A word is called a *palindrome* if it is equal to its reversal. In the paper we consider a *k*-abelian modification of this notion. Two words are called *k*-*abelian equivalent* if they contain the same number of occurrences of each factor of length at most *k*. We say that a word is a *k*-*abelian palindrome* if it is *k*-abelian equivalent to its reversal. A question we deal with is the following: how many distinct palindromes can a word contain? It is well known that a word of length *n* can contain at most n+1

distinct palindromes as its factors; such words are called *rich*. On the other hand, there exist infinite words containing only finitely many distinct palindromes as their factors; such words are called *poor*. We show that in the *k*-abelian case there exist infinite words containing finitely many distinct *k*-abelian palindromic factors.

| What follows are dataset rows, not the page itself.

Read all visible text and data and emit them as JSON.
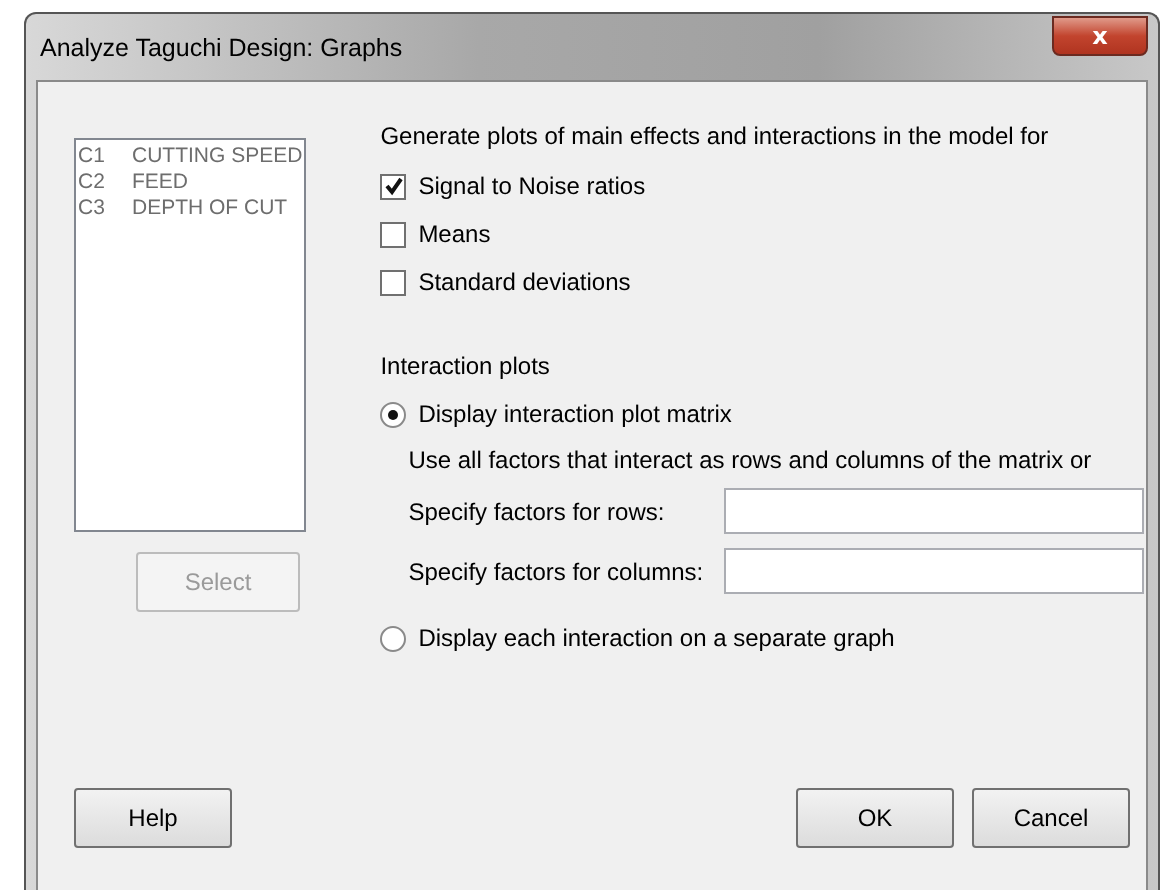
{
  "window": {
    "title": "Analyze Taguchi Design: Graphs",
    "close": "x"
  },
  "variables": [
    {
      "id": "C1",
      "name": "CUTTING SPEED"
    },
    {
      "id": "C2",
      "name": "FEED"
    },
    {
      "id": "C3",
      "name": "DEPTH OF CUT"
    }
  ],
  "select_button": {
    "label": "Select",
    "disabled": true
  },
  "plots_heading": "Generate plots of main effects and interactions in the model for",
  "plot_options": [
    {
      "label": "Signal to Noise ratios",
      "checked": true
    },
    {
      "label": "Means",
      "checked": false
    },
    {
      "label": "Standard deviations",
      "checked": false
    }
  ],
  "interaction_heading": "Interaction plots",
  "matrix_option": {
    "label": "Display interaction plot matrix",
    "selected": true
  },
  "matrix_note": "Use all factors that interact as rows and columns of the matrix or",
  "fields": [
    {
      "label": "Specify factors for rows:"
    },
    {
      "label": "Specify factors for columns:"
    }
  ],
  "separate_option": {
    "label": "Display each interaction on a separate graph",
    "selected": false
  },
  "buttons": {
    "help": "Help",
    "ok": "OK",
    "cancel": "Cancel"
  }
}
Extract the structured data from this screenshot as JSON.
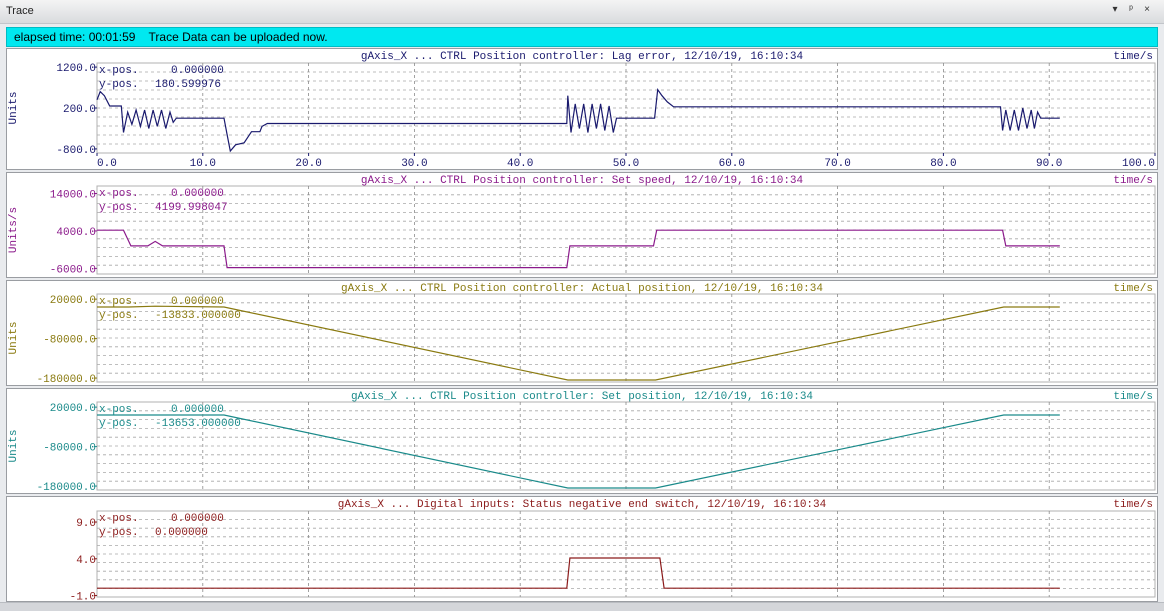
{
  "window": {
    "title": "Trace",
    "controls": {
      "menu": "▾",
      "pin": "ᵖ",
      "close": "×"
    }
  },
  "status": {
    "elapsed_label": "elapsed time: 00:01:59",
    "message": "Trace Data can be uploaded now."
  },
  "colors": {
    "status_bg": "#00e8f0",
    "grid": "#9a9a9a"
  },
  "chart_data": [
    {
      "type": "line",
      "title": "gAxis_X ... CTRL Position controller: Lag error, 12/10/19, 16:10:34",
      "unit_label": "time/s",
      "ylabel": "Units",
      "color": "#1a1a6e",
      "ylim": [
        -900,
        1300
      ],
      "yticks": [
        1200,
        200,
        -800
      ],
      "ytick_labels": [
        "1200.0",
        "200.0",
        "-800.0"
      ],
      "show_xticks": true,
      "xticks": [
        0,
        10,
        20,
        30,
        40,
        50,
        60,
        70,
        80,
        90,
        100
      ],
      "xtick_labels": [
        "0.0",
        "10.0",
        "20.0",
        "30.0",
        "40.0",
        "50.0",
        "60.0",
        "70.0",
        "80.0",
        "90.0",
        "100.0"
      ],
      "cursor": {
        "x_label": "x-pos.",
        "x_value": "0.000000",
        "y_label": "y-pos.",
        "y_value": "180.599976"
      },
      "x": [
        0,
        0.3,
        0.7,
        1.2,
        2.3,
        2.5,
        2.9,
        3.3,
        3.7,
        4.1,
        4.5,
        4.9,
        5.3,
        5.7,
        6.1,
        6.5,
        6.9,
        7.2,
        7.5,
        12,
        12.3,
        12.6,
        13.1,
        13.9,
        14.6,
        15.4,
        15.6,
        16.1,
        16.6,
        44.4,
        44.5,
        44.8,
        45.2,
        45.6,
        46,
        46.4,
        46.8,
        47.2,
        47.6,
        48,
        48.4,
        48.8,
        49.1,
        52.7,
        53,
        53.4,
        53.9,
        54.5,
        55,
        85.4,
        85.6,
        85.9,
        86.3,
        86.7,
        87.1,
        87.5,
        87.9,
        88.3,
        88.6,
        88.9,
        89.2,
        91
      ],
      "y": [
        400,
        600,
        500,
        250,
        250,
        -400,
        100,
        -200,
        150,
        -250,
        150,
        -300,
        150,
        -250,
        150,
        -300,
        100,
        -150,
        -50,
        -50,
        -450,
        -850,
        -700,
        -650,
        -380,
        -380,
        -250,
        -180,
        -180,
        -180,
        500,
        -400,
        300,
        -300,
        300,
        -400,
        300,
        -300,
        300,
        -350,
        250,
        -400,
        -50,
        -50,
        650,
        500,
        350,
        230,
        230,
        230,
        -350,
        150,
        -350,
        150,
        -350,
        200,
        -300,
        150,
        -300,
        100,
        -50,
        -50
      ]
    },
    {
      "type": "line",
      "title": "gAxis_X ... CTRL Position controller: Set speed, 12/10/19, 16:10:34",
      "unit_label": "time/s",
      "ylabel": "Units/s",
      "color": "#8b1a8b",
      "ylim": [
        -7500,
        16000
      ],
      "yticks": [
        14000,
        4000,
        -6000
      ],
      "ytick_labels": [
        "14000.0",
        "4000.0",
        "-6000.0"
      ],
      "show_xticks": false,
      "xticks": [
        0,
        10,
        20,
        30,
        40,
        50,
        60,
        70,
        80,
        90,
        100
      ],
      "cursor": {
        "x_label": "x-pos.",
        "x_value": "0.000000",
        "y_label": "y-pos.",
        "y_value": "4199.998047"
      },
      "x": [
        0,
        2.5,
        3.2,
        4.8,
        5.5,
        6.2,
        12,
        12.3,
        44.4,
        44.7,
        52.6,
        52.9,
        85.6,
        85.9,
        91
      ],
      "y": [
        4200,
        4200,
        0,
        0,
        1200,
        0,
        0,
        -5800,
        -5800,
        0,
        0,
        4200,
        4200,
        0,
        0
      ]
    },
    {
      "type": "line",
      "title": "gAxis_X ... CTRL Position controller: Actual position, 12/10/19, 16:10:34",
      "unit_label": "time/s",
      "ylabel": "Units",
      "color": "#8a7a10",
      "ylim": [
        -190000,
        33000
      ],
      "yticks": [
        20000,
        -80000,
        -180000
      ],
      "ytick_labels": [
        "20000.0",
        "-80000.0",
        "-180000.0"
      ],
      "show_xticks": false,
      "xticks": [
        0,
        10,
        20,
        30,
        40,
        50,
        60,
        70,
        80,
        90,
        100
      ],
      "cursor": {
        "x_label": "x-pos.",
        "x_value": "0.000000",
        "y_label": "y-pos.",
        "y_value": "-13833.000000"
      },
      "x": [
        0,
        3,
        5.5,
        12,
        44.5,
        52.8,
        85.7,
        91
      ],
      "y": [
        0,
        0,
        2000,
        0,
        -185000,
        -185000,
        0,
        0
      ]
    },
    {
      "type": "line",
      "title": "gAxis_X ... CTRL Position controller: Set position, 12/10/19, 16:10:34",
      "unit_label": "time/s",
      "ylabel": "Units",
      "color": "#1a8a8a",
      "ylim": [
        -190000,
        33000
      ],
      "yticks": [
        20000,
        -80000,
        -180000
      ],
      "ytick_labels": [
        "20000.0",
        "-80000.0",
        "-180000.0"
      ],
      "show_xticks": false,
      "xticks": [
        0,
        10,
        20,
        30,
        40,
        50,
        60,
        70,
        80,
        90,
        100
      ],
      "cursor": {
        "x_label": "x-pos.",
        "x_value": "0.000000",
        "y_label": "y-pos.",
        "y_value": "-13653.000000"
      },
      "x": [
        0,
        12,
        44.5,
        52.8,
        85.7,
        91
      ],
      "y": [
        0,
        0,
        -185000,
        -185000,
        0,
        0
      ]
    },
    {
      "type": "line",
      "title": "gAxis_X ... Digital inputs: Status negative end switch, 12/10/19, 16:10:34",
      "unit_label": "time/s",
      "ylabel": "",
      "color": "#8b1a1a",
      "ylim": [
        -1.2,
        10.5
      ],
      "yticks": [
        9,
        4,
        -1
      ],
      "ytick_labels": [
        "9.0",
        "4.0",
        "-1.0"
      ],
      "show_xticks": false,
      "xticks": [
        0,
        10,
        20,
        30,
        40,
        50,
        60,
        70,
        80,
        90,
        100
      ],
      "cursor": {
        "x_label": "x-pos.",
        "x_value": "0.000000",
        "y_label": "y-pos.",
        "y_value": "0.000000"
      },
      "x": [
        0,
        44.4,
        44.7,
        53.2,
        53.6,
        91
      ],
      "y": [
        0,
        0,
        4.1,
        4.1,
        0,
        0
      ]
    }
  ]
}
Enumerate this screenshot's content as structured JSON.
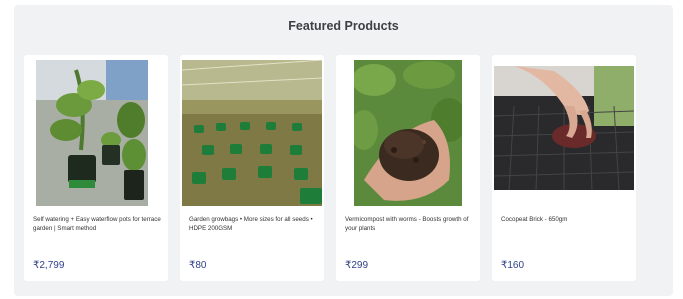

For rich words we show that there exist finite words of length *n* containing Θ(n2)

distinct *k*-abelian palindromes as their factors.